= What you should do =
A copy is needed of each line in the records that has the word "loss".

(Records contained in a dataset)
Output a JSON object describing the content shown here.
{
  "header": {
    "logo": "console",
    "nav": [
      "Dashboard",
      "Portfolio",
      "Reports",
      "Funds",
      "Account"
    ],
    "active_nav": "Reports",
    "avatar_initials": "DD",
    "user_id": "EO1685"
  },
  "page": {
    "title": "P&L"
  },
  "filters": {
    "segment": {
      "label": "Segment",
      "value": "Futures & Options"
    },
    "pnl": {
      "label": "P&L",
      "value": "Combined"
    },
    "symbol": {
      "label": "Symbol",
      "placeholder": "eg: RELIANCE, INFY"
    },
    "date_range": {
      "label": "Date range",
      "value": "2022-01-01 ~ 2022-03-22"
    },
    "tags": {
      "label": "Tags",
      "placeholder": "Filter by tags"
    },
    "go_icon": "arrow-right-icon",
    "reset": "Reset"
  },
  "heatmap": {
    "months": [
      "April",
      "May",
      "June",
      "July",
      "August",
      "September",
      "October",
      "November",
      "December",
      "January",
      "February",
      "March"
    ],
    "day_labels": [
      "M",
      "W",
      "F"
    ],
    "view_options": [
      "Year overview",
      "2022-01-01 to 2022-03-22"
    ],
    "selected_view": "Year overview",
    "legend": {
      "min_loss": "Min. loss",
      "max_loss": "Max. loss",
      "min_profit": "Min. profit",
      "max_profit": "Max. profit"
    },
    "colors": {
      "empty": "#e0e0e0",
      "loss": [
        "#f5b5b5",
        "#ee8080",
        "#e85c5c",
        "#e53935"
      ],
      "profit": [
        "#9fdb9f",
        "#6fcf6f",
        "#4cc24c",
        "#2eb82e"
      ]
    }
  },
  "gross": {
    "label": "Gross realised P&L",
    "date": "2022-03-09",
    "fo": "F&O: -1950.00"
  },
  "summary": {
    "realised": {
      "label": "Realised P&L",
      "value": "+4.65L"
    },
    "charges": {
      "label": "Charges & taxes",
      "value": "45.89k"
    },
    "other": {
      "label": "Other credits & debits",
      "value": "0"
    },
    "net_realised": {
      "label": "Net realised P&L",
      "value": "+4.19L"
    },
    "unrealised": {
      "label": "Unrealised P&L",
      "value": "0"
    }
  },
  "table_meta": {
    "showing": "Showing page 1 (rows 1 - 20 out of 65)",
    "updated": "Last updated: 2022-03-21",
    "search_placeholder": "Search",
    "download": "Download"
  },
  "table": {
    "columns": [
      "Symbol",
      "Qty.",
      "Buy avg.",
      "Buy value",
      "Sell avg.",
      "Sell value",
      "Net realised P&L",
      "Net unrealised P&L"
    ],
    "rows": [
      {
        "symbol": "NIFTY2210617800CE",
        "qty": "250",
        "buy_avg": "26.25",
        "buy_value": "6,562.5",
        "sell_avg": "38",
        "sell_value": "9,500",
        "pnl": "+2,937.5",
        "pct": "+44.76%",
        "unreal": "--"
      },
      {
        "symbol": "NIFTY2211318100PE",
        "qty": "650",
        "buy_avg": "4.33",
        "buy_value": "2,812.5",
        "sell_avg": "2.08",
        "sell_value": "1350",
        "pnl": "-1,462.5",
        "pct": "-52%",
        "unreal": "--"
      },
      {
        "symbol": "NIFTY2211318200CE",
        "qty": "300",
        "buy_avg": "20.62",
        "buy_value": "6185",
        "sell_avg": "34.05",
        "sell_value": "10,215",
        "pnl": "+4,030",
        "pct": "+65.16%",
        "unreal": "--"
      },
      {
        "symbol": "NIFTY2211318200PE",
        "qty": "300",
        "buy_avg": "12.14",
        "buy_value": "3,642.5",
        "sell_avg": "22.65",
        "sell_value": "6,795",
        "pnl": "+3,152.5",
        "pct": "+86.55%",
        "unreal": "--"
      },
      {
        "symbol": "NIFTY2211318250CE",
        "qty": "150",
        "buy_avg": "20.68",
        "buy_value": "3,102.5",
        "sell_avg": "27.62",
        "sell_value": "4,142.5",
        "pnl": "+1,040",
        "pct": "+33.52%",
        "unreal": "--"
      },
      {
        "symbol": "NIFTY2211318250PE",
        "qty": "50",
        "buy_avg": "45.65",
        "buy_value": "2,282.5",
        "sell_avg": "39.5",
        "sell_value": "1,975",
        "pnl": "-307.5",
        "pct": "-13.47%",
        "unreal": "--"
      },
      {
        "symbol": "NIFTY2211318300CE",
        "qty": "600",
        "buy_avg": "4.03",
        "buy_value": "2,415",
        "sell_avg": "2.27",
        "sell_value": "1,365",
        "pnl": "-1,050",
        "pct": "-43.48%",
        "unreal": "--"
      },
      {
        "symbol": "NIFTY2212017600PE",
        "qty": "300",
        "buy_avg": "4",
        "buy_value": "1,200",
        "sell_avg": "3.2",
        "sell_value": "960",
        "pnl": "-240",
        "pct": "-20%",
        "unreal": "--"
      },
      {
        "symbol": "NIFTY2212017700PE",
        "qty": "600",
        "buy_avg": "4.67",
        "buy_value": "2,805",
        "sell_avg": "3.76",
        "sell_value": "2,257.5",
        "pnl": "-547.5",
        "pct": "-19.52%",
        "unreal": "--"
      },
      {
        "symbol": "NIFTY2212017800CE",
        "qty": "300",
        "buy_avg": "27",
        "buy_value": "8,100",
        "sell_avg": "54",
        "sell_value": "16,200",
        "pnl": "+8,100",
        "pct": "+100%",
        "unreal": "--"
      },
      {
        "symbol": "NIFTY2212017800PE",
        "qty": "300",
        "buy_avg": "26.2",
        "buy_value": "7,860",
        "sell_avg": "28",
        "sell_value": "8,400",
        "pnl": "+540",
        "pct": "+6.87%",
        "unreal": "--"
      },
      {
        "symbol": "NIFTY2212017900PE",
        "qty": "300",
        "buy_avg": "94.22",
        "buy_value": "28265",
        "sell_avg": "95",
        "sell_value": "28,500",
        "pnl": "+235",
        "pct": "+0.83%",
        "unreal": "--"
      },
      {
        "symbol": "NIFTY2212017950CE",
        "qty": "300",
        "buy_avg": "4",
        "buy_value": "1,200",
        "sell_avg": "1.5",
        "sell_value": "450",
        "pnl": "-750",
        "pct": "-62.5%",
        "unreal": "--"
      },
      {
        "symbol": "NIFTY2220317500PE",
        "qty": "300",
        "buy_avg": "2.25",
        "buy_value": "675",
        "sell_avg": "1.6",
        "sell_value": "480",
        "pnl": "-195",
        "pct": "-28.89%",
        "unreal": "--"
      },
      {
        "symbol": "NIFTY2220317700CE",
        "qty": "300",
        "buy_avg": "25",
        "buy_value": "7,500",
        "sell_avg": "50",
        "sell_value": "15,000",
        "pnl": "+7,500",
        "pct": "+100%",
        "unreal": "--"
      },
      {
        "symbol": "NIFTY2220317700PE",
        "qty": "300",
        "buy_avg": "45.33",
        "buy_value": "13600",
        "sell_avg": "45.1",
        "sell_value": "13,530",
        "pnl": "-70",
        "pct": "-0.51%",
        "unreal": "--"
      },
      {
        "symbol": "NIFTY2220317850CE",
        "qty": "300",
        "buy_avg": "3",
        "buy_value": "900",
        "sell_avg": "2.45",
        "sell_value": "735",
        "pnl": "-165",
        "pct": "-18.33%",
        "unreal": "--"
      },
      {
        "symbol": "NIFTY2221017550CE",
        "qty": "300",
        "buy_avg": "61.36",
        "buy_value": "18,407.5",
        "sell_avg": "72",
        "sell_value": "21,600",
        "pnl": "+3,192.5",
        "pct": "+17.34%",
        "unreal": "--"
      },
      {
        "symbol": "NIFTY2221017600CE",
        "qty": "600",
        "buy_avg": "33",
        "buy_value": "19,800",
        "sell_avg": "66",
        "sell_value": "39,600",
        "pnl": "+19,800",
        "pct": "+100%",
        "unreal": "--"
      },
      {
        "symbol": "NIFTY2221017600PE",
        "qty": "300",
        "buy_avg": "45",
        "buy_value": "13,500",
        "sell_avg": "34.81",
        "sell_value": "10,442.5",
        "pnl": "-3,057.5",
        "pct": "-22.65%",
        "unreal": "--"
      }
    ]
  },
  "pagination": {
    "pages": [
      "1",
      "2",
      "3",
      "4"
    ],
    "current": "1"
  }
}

= Response to this task =
      "min_loss": "Min. loss",
      "max_loss": "Max. loss",
      "loss": [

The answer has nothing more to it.